Start of Block
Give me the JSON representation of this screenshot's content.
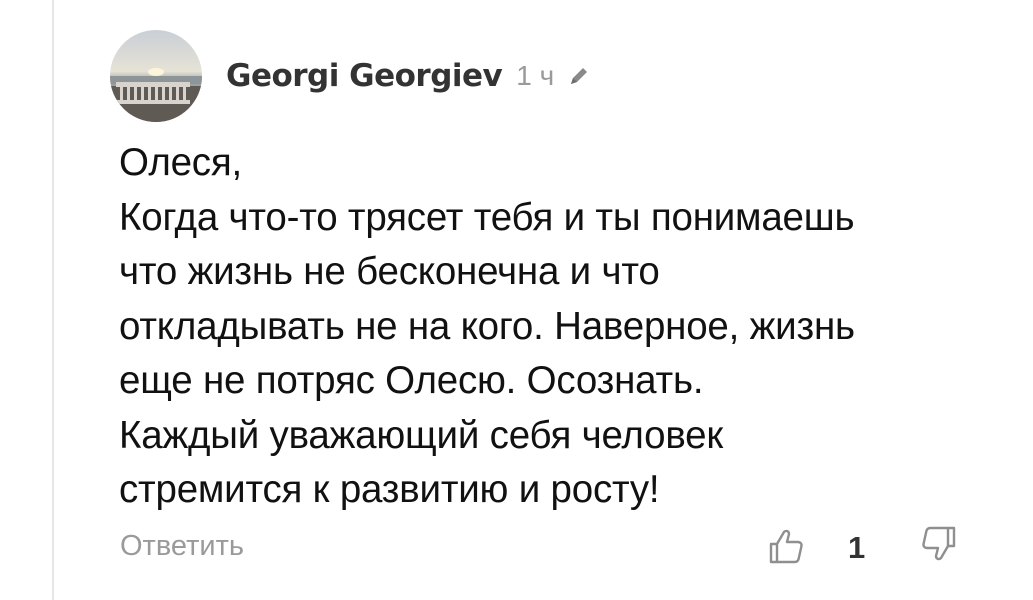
{
  "comment": {
    "author": "Georgi Georgiev",
    "time": "1 ч",
    "text": "Олеся,\nКогда что-то трясет тебя и ты понимаешь\nчто жизнь не бесконечна и что\nоткладывать не на кого. Наверное, жизнь\nеще не потряс Олесю. Осознать.\nКаждый уважающий себя человек\nстремится к развитию и росту!",
    "reply_label": "Ответить",
    "like_count": "1"
  },
  "icons": {
    "edited": "pencil-icon",
    "like": "thumbs-up-icon",
    "dislike": "thumbs-down-icon"
  },
  "colors": {
    "author": "#333333",
    "muted": "#9a9a9a",
    "text": "#111111"
  }
}
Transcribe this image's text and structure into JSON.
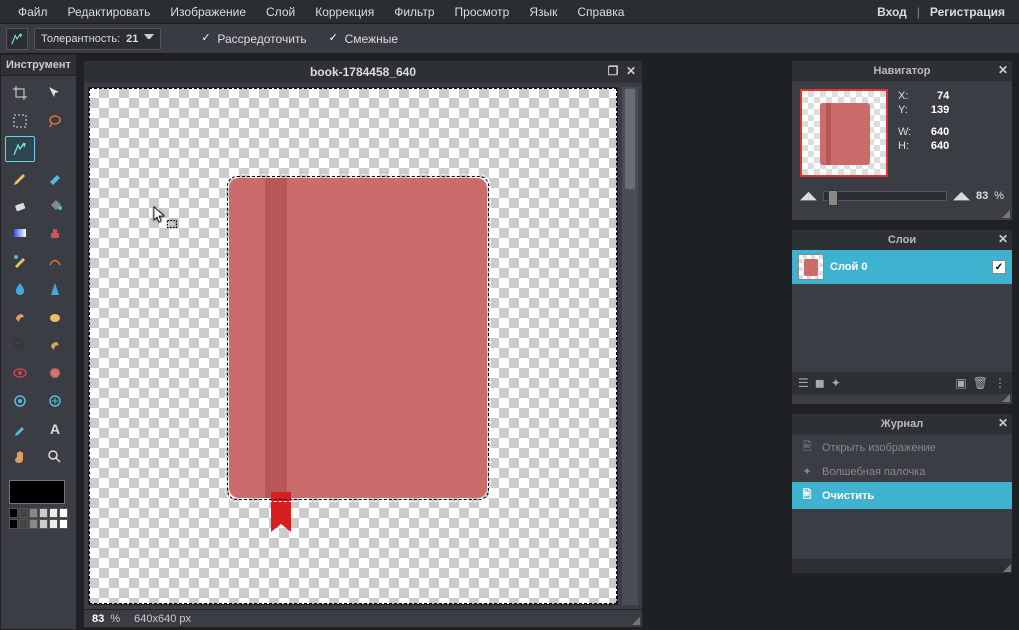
{
  "menu": [
    "Файл",
    "Редактировать",
    "Изображение",
    "Слой",
    "Коррекция",
    "Фильтр",
    "Просмотр",
    "Язык",
    "Справка"
  ],
  "auth": {
    "login": "Вход",
    "register": "Регистрация"
  },
  "options": {
    "tolerance_label": "Толерантность:",
    "tolerance_value": "21",
    "antialias": "Рассредоточить",
    "contiguous": "Смежные"
  },
  "toolbox_title": "Инструмент",
  "document": {
    "title": "book-1784458_640",
    "zoom": "83",
    "zoom_unit": "%",
    "dimensions": "640x640 px"
  },
  "navigator": {
    "title": "Навигатор",
    "x_label": "X:",
    "x": "74",
    "y_label": "Y:",
    "y": "139",
    "w_label": "W:",
    "w": "640",
    "h_label": "H:",
    "h": "640",
    "zoom": "83",
    "zoom_unit": "%"
  },
  "layers": {
    "title": "Слои",
    "layer0": "Слой 0"
  },
  "history": {
    "title": "Журнал",
    "items": [
      {
        "label": "Открыть изображение",
        "active": false,
        "icon": "open"
      },
      {
        "label": "Волшебная палочка",
        "active": false,
        "icon": "wand"
      },
      {
        "label": "Очистить",
        "active": true,
        "icon": "clear"
      }
    ]
  },
  "palette": [
    "#000",
    "#444",
    "#888",
    "#ccc",
    "#eee",
    "#fff",
    "#000",
    "#444",
    "#888",
    "#ccc",
    "#eee",
    "#fff"
  ]
}
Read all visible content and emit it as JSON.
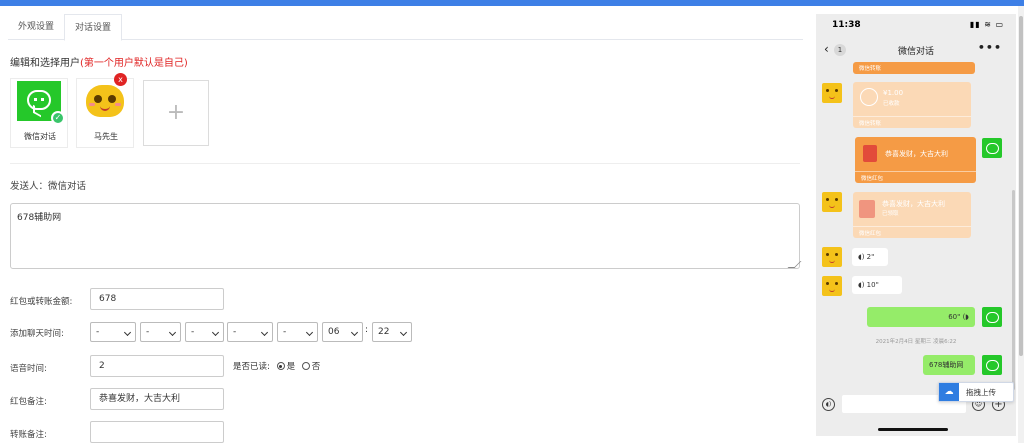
{
  "tabs": [
    "外观设置",
    "对话设置"
  ],
  "section_title": "编辑和选择用户",
  "section_note": "(第一个用户默认是自己)",
  "users": [
    {
      "label": "微信对话",
      "icon": "wechat-avatar-icon"
    },
    {
      "label": "马先生",
      "icon": "emoji-avatar-icon"
    }
  ],
  "add_symbol": "+",
  "sender_text": "发送人：微信对话",
  "message_text": "678辅助网",
  "form": {
    "amount_label": "红包或转账金额:",
    "amount_value": "678",
    "time_label": "添加聊天时间:",
    "selects": [
      "-",
      "-",
      "-",
      "-",
      "-",
      "06",
      "22"
    ],
    "colon": ":",
    "voice_label": "语音时间:",
    "voice_value": "2",
    "read_label": "是否已读:",
    "read_yes": "是",
    "read_no": "否",
    "hongbao_note_label": "红包备注:",
    "hongbao_note_value": "恭喜发财，大吉大利",
    "transfer_note_label": "转账备注:",
    "transfer_note_value": ""
  },
  "phone": {
    "time": "11:38",
    "status_icons": "▮▮ ≋ ▭",
    "back_count": "1",
    "title": "微信对话",
    "more": "•••",
    "messages": {
      "transfer_top_foot": "微信转账",
      "transfer_amount": "¥1.00",
      "transfer_status": "已收款",
      "transfer_foot": "微信转账",
      "hongbao_text": "恭喜发财，大吉大利",
      "hongbao_foot": "微信红包",
      "hongbao_received_text": "恭喜发财，大吉大利",
      "hongbao_received_status": "已领取",
      "hongbao_received_foot": "微信红包",
      "voice_1": "2\"",
      "voice_2": "10\"",
      "voice_3": "60\"",
      "timestamp": "2021年2月4日 星期三 凌晨6:22",
      "text_msg": "678辅助网"
    }
  },
  "upload_label": "拖拽上传",
  "colors": {
    "topbar": "#3d7fe6",
    "wechat_green": "#25c82a",
    "hongbao_orange": "#f59b45",
    "received_orange": "#fbd9b6",
    "bubble_green": "#95ec69",
    "note_red": "#e02424"
  }
}
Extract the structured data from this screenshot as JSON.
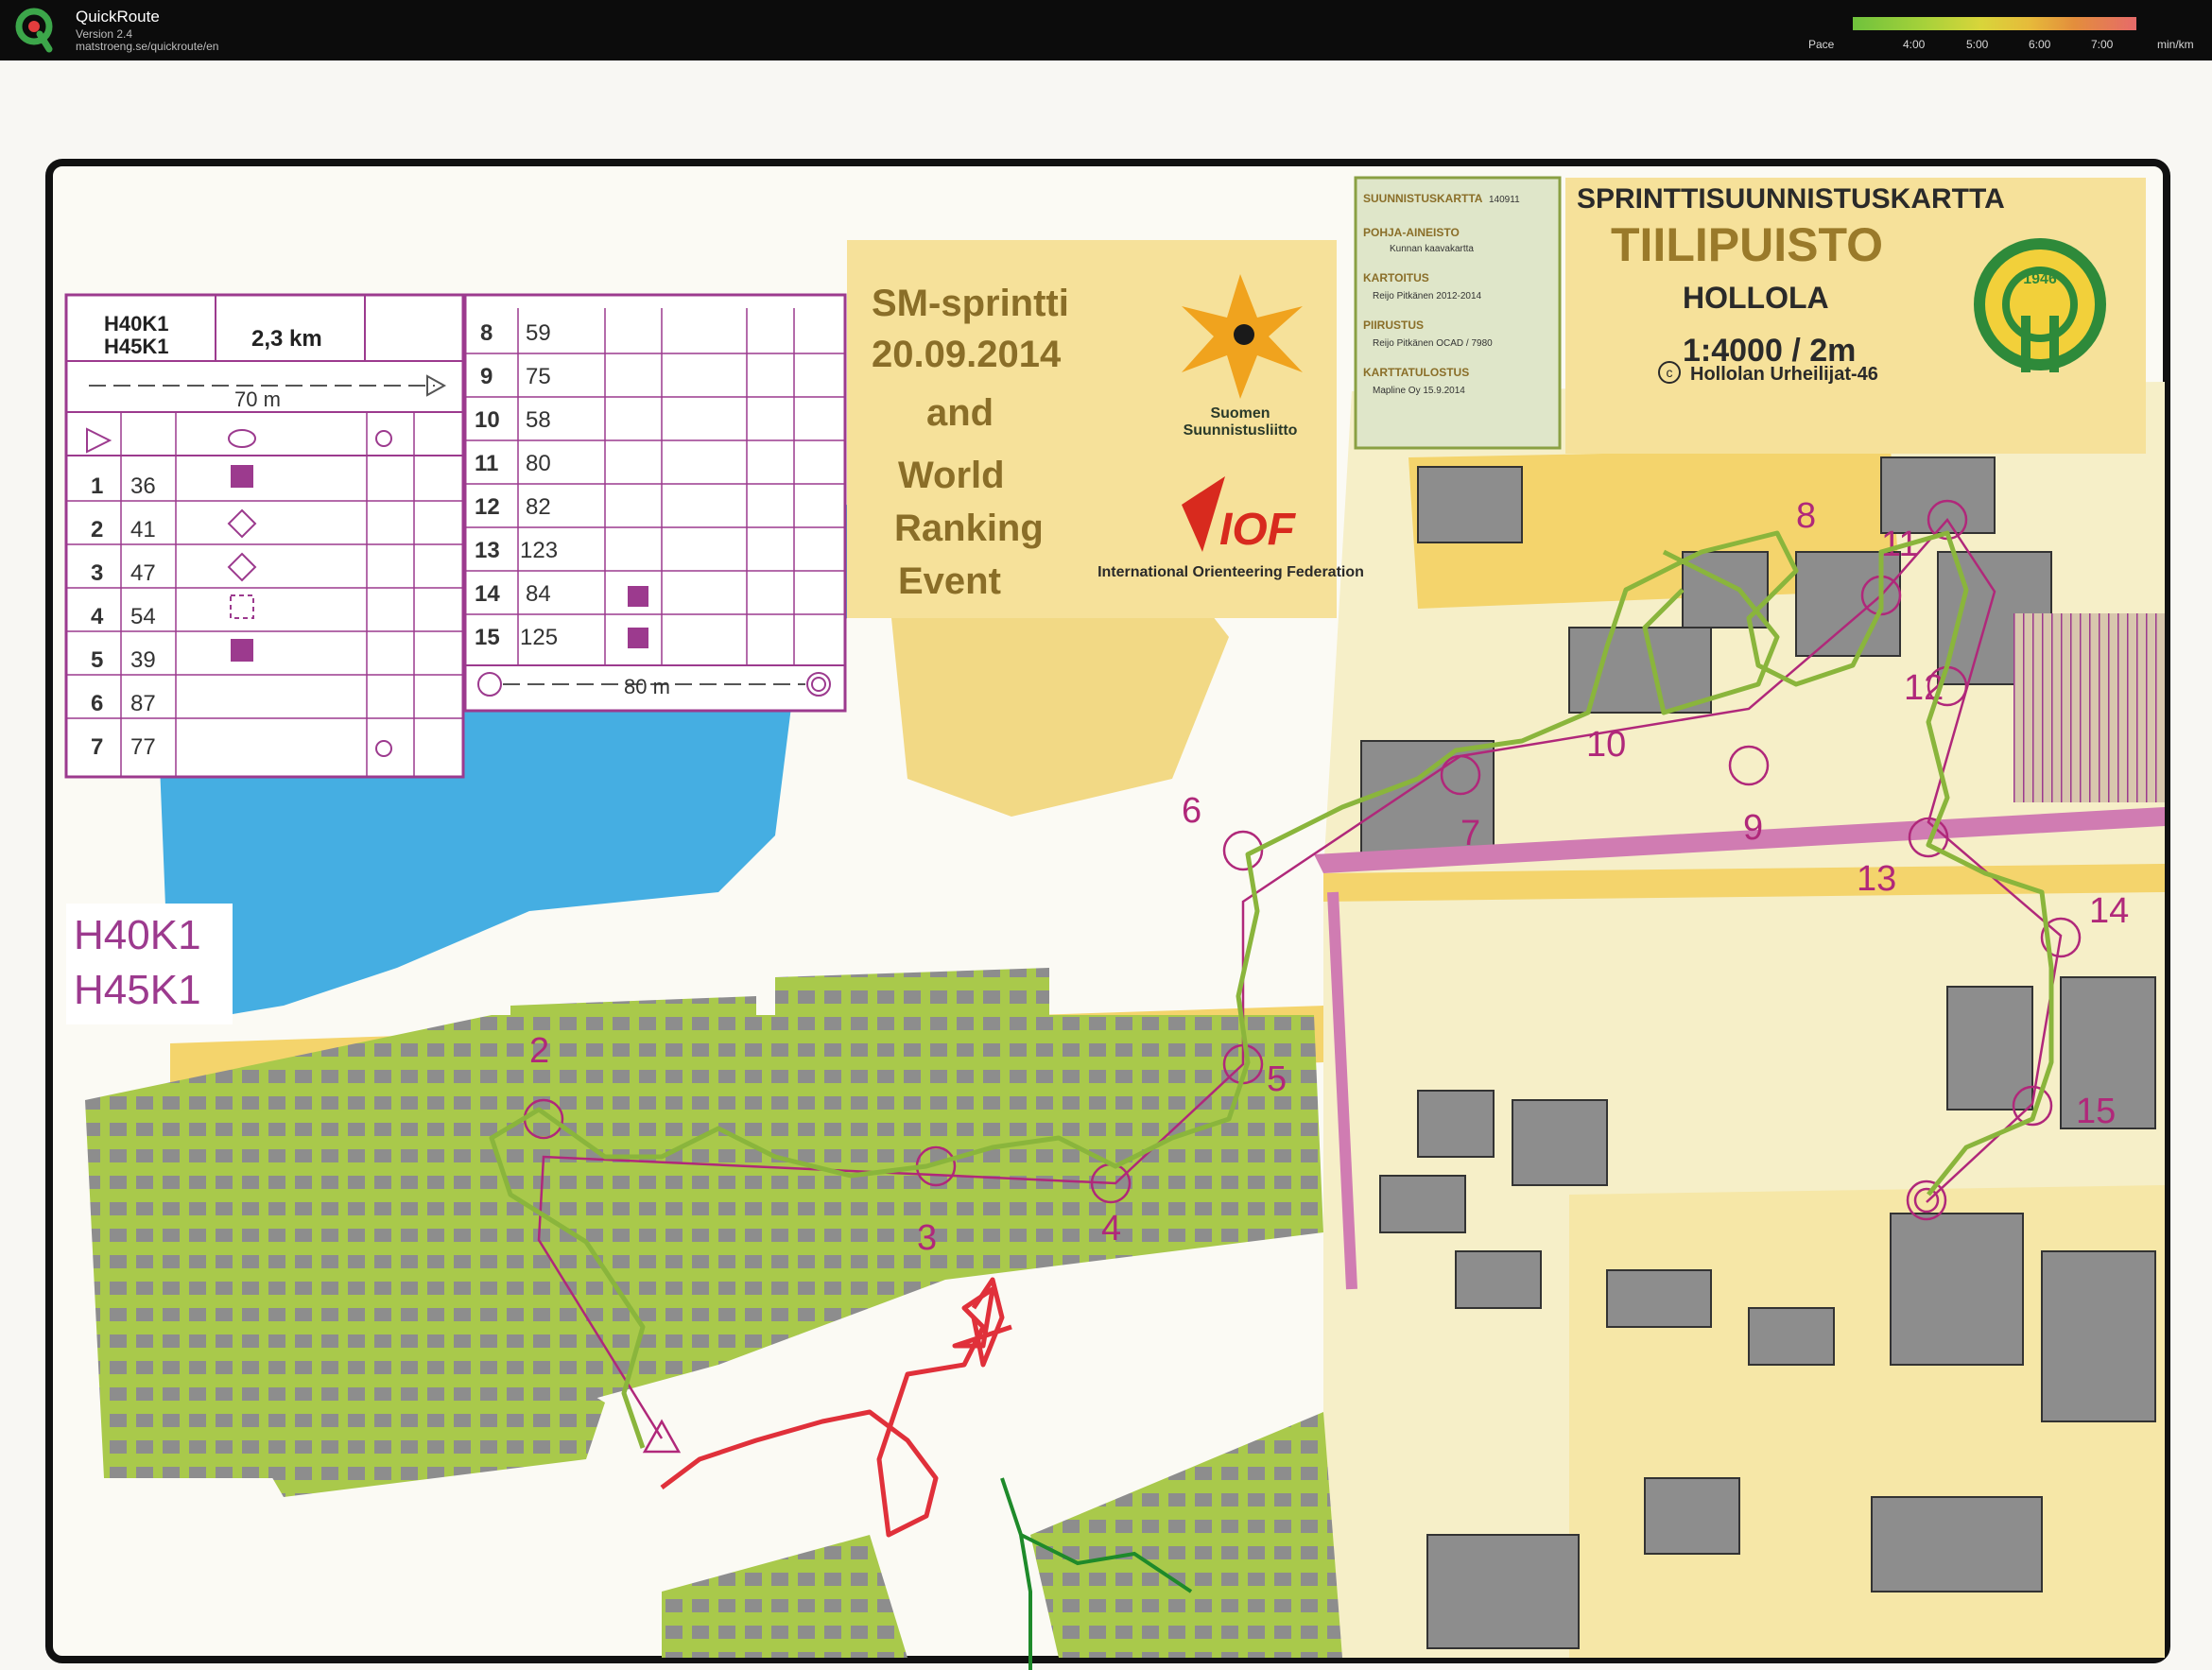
{
  "app": {
    "title": "QuickRoute",
    "version": "Version 2.4",
    "url": "matstroeng.se/quickroute/en"
  },
  "pace_scale": {
    "label": "Pace",
    "ticks": [
      "4:00",
      "5:00",
      "6:00",
      "7:00"
    ],
    "unit": "min/km"
  },
  "event": {
    "line1": "SM-sprintti",
    "line2": "20.09.2014",
    "line3": "and",
    "line4": "World",
    "line5": "Ranking",
    "line6": "Event"
  },
  "federations": {
    "suomen_line1": "Suomen",
    "suomen_line2": "Suunnistusliitto",
    "iof_logo_text": "IOF",
    "iof_name": "International Orienteering Federation"
  },
  "map_title": {
    "title": "SPRINTTISUUNNISTUSKARTTA",
    "name": "TIILIPUISTO",
    "place": "HOLLOLA",
    "scale": "1:4000 / 2m",
    "club": "Hollolan Urheilijat-46",
    "copyright_symbol": "c",
    "emblem_year": "1946"
  },
  "credits": {
    "map_id_label": "SUUNNISTUSKARTTA",
    "map_id": "140911",
    "base_label": "POHJA-AINEISTO",
    "base_value": "Kunnan kaavakartta",
    "survey_label": "KARTOITUS",
    "survey_value": "Reijo Pitkänen 2012-2014",
    "drawing_label": "PIIRUSTUS",
    "drawing_value": "Reijo Pitkänen OCAD / 7980",
    "print_label": "KARTTATULOSTUS",
    "print_value": "Mapline Oy 15.9.2014"
  },
  "course": {
    "classes": [
      "H40K1",
      "H45K1"
    ],
    "length": "2,3 km",
    "start_tape": "70 m",
    "finish_tape": "80 m",
    "controls_left": [
      {
        "num": "1",
        "code": "36"
      },
      {
        "num": "2",
        "code": "41"
      },
      {
        "num": "3",
        "code": "47"
      },
      {
        "num": "4",
        "code": "54"
      },
      {
        "num": "5",
        "code": "39"
      },
      {
        "num": "6",
        "code": "87"
      },
      {
        "num": "7",
        "code": "77"
      }
    ],
    "controls_right": [
      {
        "num": "8",
        "code": "59"
      },
      {
        "num": "9",
        "code": "75"
      },
      {
        "num": "10",
        "code": "58"
      },
      {
        "num": "11",
        "code": "80"
      },
      {
        "num": "12",
        "code": "82"
      },
      {
        "num": "13",
        "code": "123"
      },
      {
        "num": "14",
        "code": "84"
      },
      {
        "num": "15",
        "code": "125"
      }
    ],
    "map_class_label_1": "H40K1",
    "map_class_label_2": "H45K1"
  },
  "map_control_labels": [
    "2",
    "3",
    "4",
    "5",
    "6",
    "7",
    "8",
    "9",
    "10",
    "11",
    "12",
    "13",
    "14",
    "15"
  ],
  "colors": {
    "course_purple": "#b0287a",
    "route_green": "#8ab53c",
    "route_red": "#e0303a",
    "route_dark_green": "#1e8a2a",
    "lake_blue": "#45aee2",
    "building_gray": "#8d8d8d",
    "paved_yellow": "#f4d46c",
    "private_olive": "#a9c94b"
  }
}
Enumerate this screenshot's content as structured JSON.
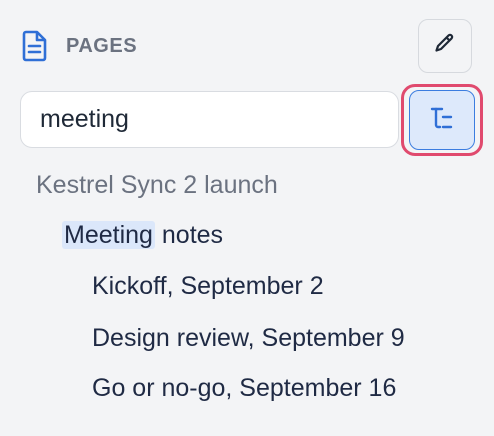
{
  "sidebar": {
    "section_icon": "document-icon",
    "section_title": "PAGES",
    "edit_icon": "pencil-icon",
    "search": {
      "value": "meeting"
    },
    "tree_toggle_icon": "tree-view-icon",
    "results": {
      "parent": "Kestrel Sync 2 launch",
      "match": {
        "highlight": "Meeting",
        "rest": " notes"
      },
      "children": [
        "Kickoff, September 2",
        "Design review, September 9",
        "Go or no-go, September 16"
      ]
    }
  },
  "colors": {
    "background": "#f3f4f6",
    "accent": "#2f6fd6",
    "focus_ring": "#e04a6e",
    "highlight": "#dbe7fa",
    "muted_text": "#6b7280",
    "primary_text": "#1f2a44"
  }
}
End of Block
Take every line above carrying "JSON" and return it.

Give me the JSON representation of this screenshot's content.
Transcribe this image's text and structure into JSON.
Read all visible content and emit it as JSON.
Extract the structured data from this screenshot as JSON.
Enumerate this screenshot's content as structured JSON.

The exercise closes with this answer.